• [Task instructions]: Would you filter the listing below so that only lines with the word "this" remain?

Start of Provided data

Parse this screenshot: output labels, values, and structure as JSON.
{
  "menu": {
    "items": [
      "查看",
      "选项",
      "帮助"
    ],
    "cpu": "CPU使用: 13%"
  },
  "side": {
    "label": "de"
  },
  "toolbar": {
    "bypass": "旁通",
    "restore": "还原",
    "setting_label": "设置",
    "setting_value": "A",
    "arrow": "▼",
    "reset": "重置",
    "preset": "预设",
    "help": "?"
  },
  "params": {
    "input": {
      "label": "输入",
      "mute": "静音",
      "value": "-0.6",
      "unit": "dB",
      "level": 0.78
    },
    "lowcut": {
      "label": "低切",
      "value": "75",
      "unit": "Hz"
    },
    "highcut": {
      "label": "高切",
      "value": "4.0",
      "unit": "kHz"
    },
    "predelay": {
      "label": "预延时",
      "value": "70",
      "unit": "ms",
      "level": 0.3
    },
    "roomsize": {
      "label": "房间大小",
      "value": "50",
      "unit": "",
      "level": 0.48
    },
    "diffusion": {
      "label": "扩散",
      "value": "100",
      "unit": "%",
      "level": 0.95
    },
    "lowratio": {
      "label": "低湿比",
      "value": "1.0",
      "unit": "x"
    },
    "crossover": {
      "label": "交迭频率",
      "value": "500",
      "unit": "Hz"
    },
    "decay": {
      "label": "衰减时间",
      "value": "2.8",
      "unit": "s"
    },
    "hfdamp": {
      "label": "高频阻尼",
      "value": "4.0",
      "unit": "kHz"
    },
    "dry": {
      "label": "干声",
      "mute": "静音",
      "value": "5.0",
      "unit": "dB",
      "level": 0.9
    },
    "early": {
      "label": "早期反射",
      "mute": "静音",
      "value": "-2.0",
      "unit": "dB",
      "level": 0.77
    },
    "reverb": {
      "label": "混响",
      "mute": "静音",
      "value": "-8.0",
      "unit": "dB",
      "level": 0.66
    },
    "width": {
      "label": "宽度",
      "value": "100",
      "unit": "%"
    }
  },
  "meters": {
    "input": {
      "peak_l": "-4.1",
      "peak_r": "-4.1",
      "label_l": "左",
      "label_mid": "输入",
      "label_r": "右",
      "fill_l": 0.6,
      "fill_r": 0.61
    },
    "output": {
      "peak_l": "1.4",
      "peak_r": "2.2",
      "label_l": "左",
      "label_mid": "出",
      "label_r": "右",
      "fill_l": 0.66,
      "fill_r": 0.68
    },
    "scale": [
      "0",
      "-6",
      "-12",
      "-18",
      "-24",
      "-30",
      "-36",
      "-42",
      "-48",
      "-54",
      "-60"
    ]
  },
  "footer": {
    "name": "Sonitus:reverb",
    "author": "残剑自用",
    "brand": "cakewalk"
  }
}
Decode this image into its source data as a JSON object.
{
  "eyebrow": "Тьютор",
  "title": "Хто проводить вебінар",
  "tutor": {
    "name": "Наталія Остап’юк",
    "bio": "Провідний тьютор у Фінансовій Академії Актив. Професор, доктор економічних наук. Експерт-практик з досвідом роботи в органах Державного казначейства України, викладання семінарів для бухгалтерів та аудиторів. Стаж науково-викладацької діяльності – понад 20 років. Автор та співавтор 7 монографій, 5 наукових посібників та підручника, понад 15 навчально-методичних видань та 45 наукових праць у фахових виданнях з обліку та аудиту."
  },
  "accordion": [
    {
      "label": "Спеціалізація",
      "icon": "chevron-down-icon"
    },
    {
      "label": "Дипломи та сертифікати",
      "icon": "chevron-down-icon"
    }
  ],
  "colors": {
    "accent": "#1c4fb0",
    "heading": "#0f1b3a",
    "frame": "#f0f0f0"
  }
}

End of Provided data

• [Response below]:
Parse this screenshot: output labels, values, and structure as JSON.
Decode this image into its source data as a JSON object.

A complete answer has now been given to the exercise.